Hello Share My Lesson!
My name is Melissa Cristina Márquez. I am a marine biologist and wildlife educator who studies Chondrichthyans (a fancy term for sharks and their relatives, the skates, rays and chimaeras). I specifically look at habitat use and migratory behavior (answering why they are where they are) and how the media portrays them. I’m interested in how the public perception of sharks and their relatives has evolved over time and how it impacts conservation efforts, which is where my second passion comes in: science communication!
I created The Fins United Initiative (TFUI; www.finsunited.co.nz) to help spread sound and reliable information about Chondrichthyans. Not only do we feature the diverse species you don’t regularly see on TV, we try to highlight the diverse scientists who study them and the different kinds of science they use. TFUI aims to provide top-notch educational materials, and I wanted to spread these free materials on a worldwide platform, so that’s why we have proudly partnered with Share My Lesson to help distribute the curriculum.

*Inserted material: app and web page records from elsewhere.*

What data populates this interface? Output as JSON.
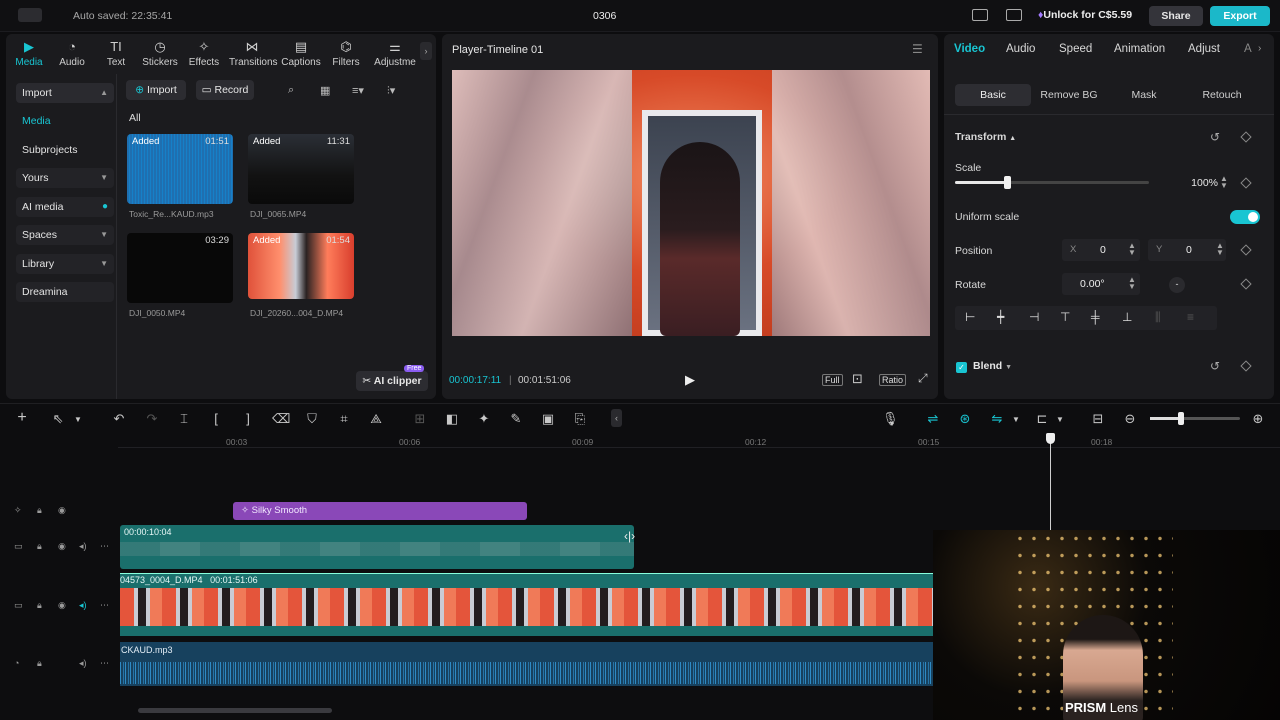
{
  "app": {
    "autosave": "Auto saved: 22:35:41",
    "project": "0306",
    "unlock": "Unlock for C$5.59",
    "share": "Share",
    "export": "Export"
  },
  "toolbar": {
    "items": [
      {
        "label": "Media",
        "icon": "media-icon"
      },
      {
        "label": "Audio",
        "icon": "audio-icon"
      },
      {
        "label": "Text",
        "icon": "text-icon"
      },
      {
        "label": "Stickers",
        "icon": "stickers-icon"
      },
      {
        "label": "Effects",
        "icon": "effects-icon"
      },
      {
        "label": "Transitions",
        "icon": "transitions-icon"
      },
      {
        "label": "Captions",
        "icon": "captions-icon"
      },
      {
        "label": "Filters",
        "icon": "filters-icon"
      },
      {
        "label": "Adjustme",
        "icon": "adjustment-icon"
      }
    ]
  },
  "sidebar": {
    "items": [
      "Import",
      "Media",
      "Subprojects",
      "Yours",
      "AI media",
      "Spaces",
      "Library",
      "Dreamina"
    ]
  },
  "media": {
    "import_label": "Import",
    "record_label": "Record",
    "filter_all": "All",
    "clips": [
      {
        "name": "Toxic_Re...KAUD.mp3",
        "duration": "01:51",
        "added": "Added"
      },
      {
        "name": "DJI_0065.MP4",
        "duration": "11:31",
        "added": "Added"
      },
      {
        "name": "DJI_0050.MP4",
        "duration": "03:29",
        "added": ""
      },
      {
        "name": "DJI_20260...004_D.MP4",
        "duration": "01:54",
        "added": "Added"
      }
    ],
    "ai_clipper": "AI clipper",
    "free_badge": "Free"
  },
  "player": {
    "title": "Player-Timeline 01",
    "current_time": "00:00:17:11",
    "total_time": "00:01:51:06",
    "full": "Full",
    "ratio": "Ratio"
  },
  "inspector": {
    "tabs": [
      "Video",
      "Audio",
      "Speed",
      "Animation",
      "Adjust",
      "A"
    ],
    "subtabs": [
      "Basic",
      "Remove BG",
      "Mask",
      "Retouch"
    ],
    "transform": "Transform",
    "scale_label": "Scale",
    "scale_value": "100%",
    "scale_fraction": 0.27,
    "uniform_scale": "Uniform scale",
    "uniform_on": true,
    "position_label": "Position",
    "pos_x_label": "X",
    "pos_x": "0",
    "pos_y_label": "Y",
    "pos_y": "0",
    "rotate_label": "Rotate",
    "rotate_value": "0.00°",
    "blend": "Blend"
  },
  "timeline": {
    "ticks": [
      "00:03",
      "00:06",
      "00:09",
      "00:12",
      "00:15",
      "00:18"
    ],
    "effect_clip": "Silky Smooth",
    "overlay_clip_time": "00:00:10:04",
    "main_clip_name": "04573_0004_D.MP4",
    "main_clip_time": "00:01:51:06",
    "audio_clip": "CKAUD.mp3"
  },
  "webcam": {
    "brand_bold": "PRISM",
    "brand_light": " Lens"
  },
  "colors": {
    "accent": "#19c5d2",
    "export": "#1bb8c9",
    "effect": "#8a48b8",
    "video_track": "#1a6f6c",
    "audio_track": "#17415e"
  }
}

With summer in the Northern Hemisphere comes Shark Week, television's longest running event featured on the Discovery Channel. What started out as a way to inform the masses about these misunderstood predators was overtaken by mock-u-mentaries and sensationalism, something that Discovery Channel’s Rich Ross promised to lead the network away from, focusing this year’s Shark Week on educational entertainment (something TFUI strives to give). While there are still some things Discovery should change, it’s a step in the right direction.
As always, I'll be catching Shark Week this summer, and with so many people tuning in from around the United States, it’s a perfect time to launch our Shark educational curriculum! At TFUI, we want to help you learn about these animals and be able to teach others. Not only will you discover why sharks differ from other fishes, where you can find sharks and the different lifestyles of sharks, but you also will learn why sharks are so important!

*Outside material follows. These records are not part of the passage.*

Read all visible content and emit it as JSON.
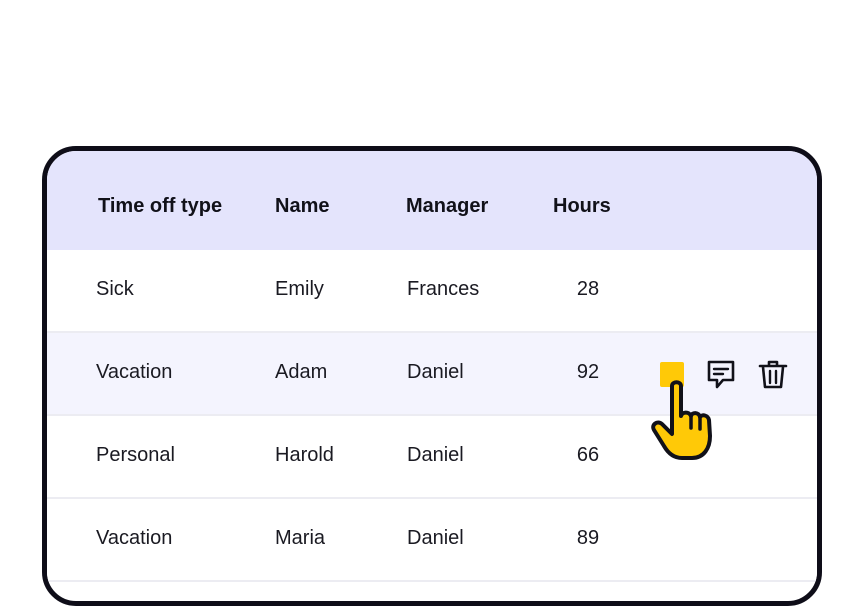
{
  "table": {
    "headers": [
      "Time off type",
      "Name",
      "Manager",
      "Hours"
    ],
    "rows": [
      {
        "type": "Sick",
        "name": "Emily",
        "manager": "Frances",
        "hours": "28"
      },
      {
        "type": "Vacation",
        "name": "Adam",
        "manager": "Daniel",
        "hours": "92"
      },
      {
        "type": "Personal",
        "name": "Harold",
        "manager": "Daniel",
        "hours": "66"
      },
      {
        "type": "Vacation",
        "name": "Maria",
        "manager": "Daniel",
        "hours": "89"
      }
    ]
  },
  "row_actions": {
    "icons": [
      "flag-icon",
      "comment-icon",
      "trash-icon"
    ],
    "highlighted_row": 1
  },
  "colors": {
    "header_bg": "#e4e4fc",
    "highlight_row_bg": "#f4f4fe",
    "accent": "#ffc907",
    "border": "#0e0d18"
  }
}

There are more than 1,000 species of Chondrichthyans worldwide, and they can be found in virtually every ocean (and even in some freshwater bodies) and are often at the top of the food chain in their respective environments. They help keep populations of other fish healthy (e.g., eating the diseased, dying, mutated; making sure populations stay in check, etc.) and are usually an indicator for overall ocean health.
I won’t give too much away regarding why sharks (and their relatives) are important to our oceans—you can learn all about that in our educational curriculums! Or, check out our website (www.finsunited.co.nz) and Facebook page to stay up-to-date on our latest Chondrichthyan bio, scientist of the month, and what shark science we are showcasing next. And feel free to take a look at my credentials at my personal website www.melissacristinamarquez.weebly.com to learn more.
I look forward to providing Share My Lesson with fintastic materials everyone can use!
Find resources from Melissa on Share My Lesson here and watch Melissa's new TED Talk " Sharks & Female Scientists: More Alike than You Think"